This book seemed an awful lot like "The Night Circus" but for young adults. It wasn't bad, but it didn't quite tickle my fancy. It was a little too fanciful, over the top, and nonsensical. Nothing quite added up. What was part of the "game?" What was magic? What was death? What's the point? Caravel is basically a magical 5 day event where participants are invited to solve the game or riddle to win a wish. It's invite only, there are no rules, and participants don't know what's real or not. When Scarlet gets invitations in the mail she's excited, but knows there is no way she can go. She's due to marry a man she's never meet in two weeks, plus their father will NEVER let her and her sister leave the island. But then her younger reckless sister, Donatella, won't take no for an answer and whisks them off the island with the aid of a young sailor. When they arrive at Caraval, Donatella mysteriously disappears and Scarlet must solve the game to save her sister. The only trouble is, she has no idea how to play. Whimsical and unique. I don't know if I like it enough to continue with the series though.

Wednesday, April 18, 2018

Two Girls Down

Pretty solid thriller, kept me guessing until the end.
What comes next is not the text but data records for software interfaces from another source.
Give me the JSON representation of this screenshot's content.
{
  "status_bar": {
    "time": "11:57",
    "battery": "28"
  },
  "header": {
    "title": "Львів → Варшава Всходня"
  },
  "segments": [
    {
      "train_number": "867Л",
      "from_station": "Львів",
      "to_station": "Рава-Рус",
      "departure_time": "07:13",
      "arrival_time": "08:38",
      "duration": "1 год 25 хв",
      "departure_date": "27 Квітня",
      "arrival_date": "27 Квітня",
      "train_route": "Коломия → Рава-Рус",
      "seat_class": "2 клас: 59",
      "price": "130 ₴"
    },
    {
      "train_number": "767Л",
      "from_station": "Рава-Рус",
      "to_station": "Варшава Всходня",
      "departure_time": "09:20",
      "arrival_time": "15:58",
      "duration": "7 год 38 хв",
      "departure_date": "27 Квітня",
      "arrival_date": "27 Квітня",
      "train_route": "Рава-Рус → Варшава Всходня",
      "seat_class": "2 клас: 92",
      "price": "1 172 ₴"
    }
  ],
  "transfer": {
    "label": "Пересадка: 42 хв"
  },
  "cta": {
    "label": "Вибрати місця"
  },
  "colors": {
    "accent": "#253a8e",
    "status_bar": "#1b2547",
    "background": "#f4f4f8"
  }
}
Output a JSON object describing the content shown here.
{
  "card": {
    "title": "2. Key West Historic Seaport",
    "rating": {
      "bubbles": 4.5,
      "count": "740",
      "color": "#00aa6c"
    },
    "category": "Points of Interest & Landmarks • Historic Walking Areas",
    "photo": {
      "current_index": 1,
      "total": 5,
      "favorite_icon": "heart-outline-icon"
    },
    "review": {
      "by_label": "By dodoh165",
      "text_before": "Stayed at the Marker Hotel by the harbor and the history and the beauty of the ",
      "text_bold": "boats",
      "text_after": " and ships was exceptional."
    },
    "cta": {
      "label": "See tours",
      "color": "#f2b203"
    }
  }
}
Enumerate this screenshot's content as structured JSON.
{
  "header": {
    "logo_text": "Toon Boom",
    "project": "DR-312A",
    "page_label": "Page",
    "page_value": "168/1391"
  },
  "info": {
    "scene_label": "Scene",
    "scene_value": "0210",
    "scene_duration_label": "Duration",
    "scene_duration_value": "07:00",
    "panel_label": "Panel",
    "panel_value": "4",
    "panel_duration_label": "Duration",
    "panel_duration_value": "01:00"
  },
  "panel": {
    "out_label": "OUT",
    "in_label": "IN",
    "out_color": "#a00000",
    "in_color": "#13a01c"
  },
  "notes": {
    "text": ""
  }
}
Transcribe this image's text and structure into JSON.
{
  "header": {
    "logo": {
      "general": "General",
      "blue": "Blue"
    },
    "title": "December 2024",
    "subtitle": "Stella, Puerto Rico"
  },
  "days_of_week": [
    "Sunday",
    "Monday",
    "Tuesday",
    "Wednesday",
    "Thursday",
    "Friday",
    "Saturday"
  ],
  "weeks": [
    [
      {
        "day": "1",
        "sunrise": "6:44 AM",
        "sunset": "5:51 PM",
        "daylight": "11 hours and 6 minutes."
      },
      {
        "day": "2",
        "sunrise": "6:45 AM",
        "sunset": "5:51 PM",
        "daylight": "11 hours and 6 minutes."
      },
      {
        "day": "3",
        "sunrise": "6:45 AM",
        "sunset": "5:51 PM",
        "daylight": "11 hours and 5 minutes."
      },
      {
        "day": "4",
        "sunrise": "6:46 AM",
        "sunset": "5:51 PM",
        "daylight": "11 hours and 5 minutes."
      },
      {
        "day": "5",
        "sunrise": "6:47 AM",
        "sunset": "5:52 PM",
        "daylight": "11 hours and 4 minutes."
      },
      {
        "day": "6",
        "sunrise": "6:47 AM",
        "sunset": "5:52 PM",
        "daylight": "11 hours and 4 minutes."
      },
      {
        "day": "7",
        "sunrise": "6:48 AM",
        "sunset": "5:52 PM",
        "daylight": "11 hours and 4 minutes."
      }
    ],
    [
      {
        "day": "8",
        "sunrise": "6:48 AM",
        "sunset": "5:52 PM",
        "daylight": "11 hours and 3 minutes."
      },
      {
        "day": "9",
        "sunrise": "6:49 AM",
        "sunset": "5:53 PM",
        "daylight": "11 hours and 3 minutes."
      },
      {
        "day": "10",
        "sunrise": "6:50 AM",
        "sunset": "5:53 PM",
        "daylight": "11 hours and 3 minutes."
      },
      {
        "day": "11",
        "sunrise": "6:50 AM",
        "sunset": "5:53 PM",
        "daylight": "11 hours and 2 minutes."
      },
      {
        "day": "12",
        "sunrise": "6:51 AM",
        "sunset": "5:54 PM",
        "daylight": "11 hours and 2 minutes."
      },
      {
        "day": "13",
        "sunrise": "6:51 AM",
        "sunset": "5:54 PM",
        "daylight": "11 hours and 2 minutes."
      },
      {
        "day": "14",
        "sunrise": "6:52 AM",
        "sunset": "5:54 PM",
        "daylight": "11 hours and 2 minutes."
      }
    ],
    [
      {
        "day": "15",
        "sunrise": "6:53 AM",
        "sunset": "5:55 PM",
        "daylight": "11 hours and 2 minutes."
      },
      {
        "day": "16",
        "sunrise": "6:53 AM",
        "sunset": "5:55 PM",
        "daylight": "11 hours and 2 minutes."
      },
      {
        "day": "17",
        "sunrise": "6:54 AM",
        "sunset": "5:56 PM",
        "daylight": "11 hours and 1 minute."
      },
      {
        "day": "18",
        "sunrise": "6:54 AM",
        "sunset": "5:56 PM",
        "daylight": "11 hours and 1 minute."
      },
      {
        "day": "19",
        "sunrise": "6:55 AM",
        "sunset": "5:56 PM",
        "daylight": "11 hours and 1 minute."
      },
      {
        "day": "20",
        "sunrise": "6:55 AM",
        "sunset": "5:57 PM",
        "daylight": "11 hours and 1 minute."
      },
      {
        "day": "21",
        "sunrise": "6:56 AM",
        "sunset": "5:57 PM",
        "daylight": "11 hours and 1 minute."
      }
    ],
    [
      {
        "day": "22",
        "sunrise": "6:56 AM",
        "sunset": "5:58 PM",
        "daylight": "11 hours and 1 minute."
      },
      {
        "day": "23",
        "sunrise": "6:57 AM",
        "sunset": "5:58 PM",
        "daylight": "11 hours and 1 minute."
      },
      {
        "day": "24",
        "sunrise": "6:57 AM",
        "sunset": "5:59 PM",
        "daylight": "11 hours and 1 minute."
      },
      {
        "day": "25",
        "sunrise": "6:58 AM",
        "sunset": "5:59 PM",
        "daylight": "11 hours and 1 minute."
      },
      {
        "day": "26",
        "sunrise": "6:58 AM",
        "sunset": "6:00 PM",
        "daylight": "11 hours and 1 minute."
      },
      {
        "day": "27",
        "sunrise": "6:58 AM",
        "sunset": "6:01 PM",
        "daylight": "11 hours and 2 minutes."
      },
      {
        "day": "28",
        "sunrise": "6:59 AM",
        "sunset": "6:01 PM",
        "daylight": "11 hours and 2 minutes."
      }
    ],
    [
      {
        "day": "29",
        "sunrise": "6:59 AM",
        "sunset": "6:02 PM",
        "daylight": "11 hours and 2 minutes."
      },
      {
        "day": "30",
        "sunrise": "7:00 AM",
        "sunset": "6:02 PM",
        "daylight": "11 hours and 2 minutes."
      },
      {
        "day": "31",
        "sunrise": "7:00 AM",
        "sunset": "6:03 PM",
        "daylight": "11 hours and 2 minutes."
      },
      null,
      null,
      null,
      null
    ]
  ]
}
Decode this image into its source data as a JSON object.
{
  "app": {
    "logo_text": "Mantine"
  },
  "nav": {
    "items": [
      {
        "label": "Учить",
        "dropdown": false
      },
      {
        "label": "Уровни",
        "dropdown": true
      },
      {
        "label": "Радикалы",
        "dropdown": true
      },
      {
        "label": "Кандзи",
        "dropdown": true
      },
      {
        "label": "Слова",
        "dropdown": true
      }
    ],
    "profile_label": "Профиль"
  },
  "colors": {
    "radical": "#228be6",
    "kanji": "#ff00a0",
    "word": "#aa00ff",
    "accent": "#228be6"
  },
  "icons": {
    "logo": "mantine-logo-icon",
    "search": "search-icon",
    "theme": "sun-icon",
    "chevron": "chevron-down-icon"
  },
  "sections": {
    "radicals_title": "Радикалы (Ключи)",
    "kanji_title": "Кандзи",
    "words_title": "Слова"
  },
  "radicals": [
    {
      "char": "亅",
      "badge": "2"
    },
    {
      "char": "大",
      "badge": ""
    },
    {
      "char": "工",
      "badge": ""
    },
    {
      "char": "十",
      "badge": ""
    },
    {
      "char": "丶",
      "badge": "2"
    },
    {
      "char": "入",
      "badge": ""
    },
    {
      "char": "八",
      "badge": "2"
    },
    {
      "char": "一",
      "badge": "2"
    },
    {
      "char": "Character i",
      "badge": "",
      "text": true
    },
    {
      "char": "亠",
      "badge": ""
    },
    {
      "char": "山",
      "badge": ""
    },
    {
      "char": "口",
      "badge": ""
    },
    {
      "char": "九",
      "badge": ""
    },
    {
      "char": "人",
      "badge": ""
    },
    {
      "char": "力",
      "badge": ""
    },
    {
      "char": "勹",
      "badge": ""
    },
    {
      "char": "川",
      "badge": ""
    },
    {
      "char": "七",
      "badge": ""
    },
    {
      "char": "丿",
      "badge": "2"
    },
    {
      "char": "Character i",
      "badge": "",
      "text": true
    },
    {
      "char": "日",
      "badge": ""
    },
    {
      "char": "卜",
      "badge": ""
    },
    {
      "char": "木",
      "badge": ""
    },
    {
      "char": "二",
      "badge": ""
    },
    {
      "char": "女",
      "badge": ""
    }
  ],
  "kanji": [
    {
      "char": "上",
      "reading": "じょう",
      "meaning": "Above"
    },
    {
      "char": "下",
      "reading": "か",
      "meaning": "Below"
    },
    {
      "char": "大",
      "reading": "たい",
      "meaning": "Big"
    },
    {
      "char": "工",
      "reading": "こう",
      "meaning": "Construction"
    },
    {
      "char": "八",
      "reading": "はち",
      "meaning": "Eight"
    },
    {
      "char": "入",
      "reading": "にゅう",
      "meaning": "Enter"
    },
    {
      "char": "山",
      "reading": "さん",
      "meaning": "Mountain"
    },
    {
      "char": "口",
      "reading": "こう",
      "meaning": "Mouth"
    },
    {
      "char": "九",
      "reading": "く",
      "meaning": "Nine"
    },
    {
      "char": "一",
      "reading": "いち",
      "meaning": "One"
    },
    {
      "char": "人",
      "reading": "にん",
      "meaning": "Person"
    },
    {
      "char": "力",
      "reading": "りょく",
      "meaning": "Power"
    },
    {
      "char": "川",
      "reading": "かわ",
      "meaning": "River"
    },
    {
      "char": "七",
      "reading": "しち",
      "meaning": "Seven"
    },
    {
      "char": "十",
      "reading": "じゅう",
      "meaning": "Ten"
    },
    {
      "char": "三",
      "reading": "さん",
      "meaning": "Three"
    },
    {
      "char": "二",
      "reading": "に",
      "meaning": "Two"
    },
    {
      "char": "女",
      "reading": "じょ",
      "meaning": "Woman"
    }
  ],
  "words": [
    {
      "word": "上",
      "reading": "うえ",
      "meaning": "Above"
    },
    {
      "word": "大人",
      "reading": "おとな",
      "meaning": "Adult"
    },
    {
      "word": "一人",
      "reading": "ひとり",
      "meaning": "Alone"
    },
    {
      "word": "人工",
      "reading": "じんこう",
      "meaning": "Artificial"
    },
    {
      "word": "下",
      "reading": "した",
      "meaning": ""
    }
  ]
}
My only major beef with it, is that you have a hard time telling who is the narrator. It switches constantly; mainly between Vega and Cap (two private investigators), sometimes the mother, and sometimes it inexplicably switches to third person. It was a little odd to say the least. The two private investigators are trying to find two little girls who were abducted out of a parking lot. For Alice Vega, finding missing children is her specialty (although more often than not they're dead by the time she finds them); she flies out from California to help assist in the investigation. Cap on the other-hand, is a local. He used to work with the cops but after a scandal that resulted in a man overdosing and dying in his cell, he resigned and has been working as a private investigator; catching cheating husbands and skips. When Vega enlists him to help with the missing girls, he isn't thrilled, but quickly he gets back into his element and they start putting pieces together and start catching leads that the police aren't. Are the girls alive? Why would anyone abduct them? Are there more missing girls? Overall it was a fast paced read.

Monday, April 16, 2018

Tales of India

Not only was this a fun read; it was lavishly illustrated and bound, making it a truly gorgeous book. It's colorful, contains a beautiful purple ribbon as a bookmark, and has sixteen traditional folktales from India. Not just from one culture, tales included are Bengal, Punjab, and Tamil Nadu. They are all interspersed into three sections: animal tales, outwitting and outwitted, and life and death. They vary in length, but all are fascinating and completely new to me. A wonderful collection to diversify your library and educate readers on Indian folktales. All the stories contained were completely new to me and entrancing, a wonderful collection!

Deadpool: Isn't It Bromantic?

I love that rapport between Spiderman and Deadpool, it's funny, relevant, and highly inappropriate irreverent; the best kind of fun! Deadpool is secretly obsessed with Spiderman and keeps tagging along even though he's not wanted. He uses his time schmoozing up to Spiderman and trying to find out more about his boss, Peter Parker. Deadpool has received a hit on Peter Parker and keeps wondering how such a good guy like Spiderman could work for an evil guy like Peter Parker. Laugh out loud funny and ridiculous; this is a fun read and a promising start to a series. I can't wait to continue with the rest of the series.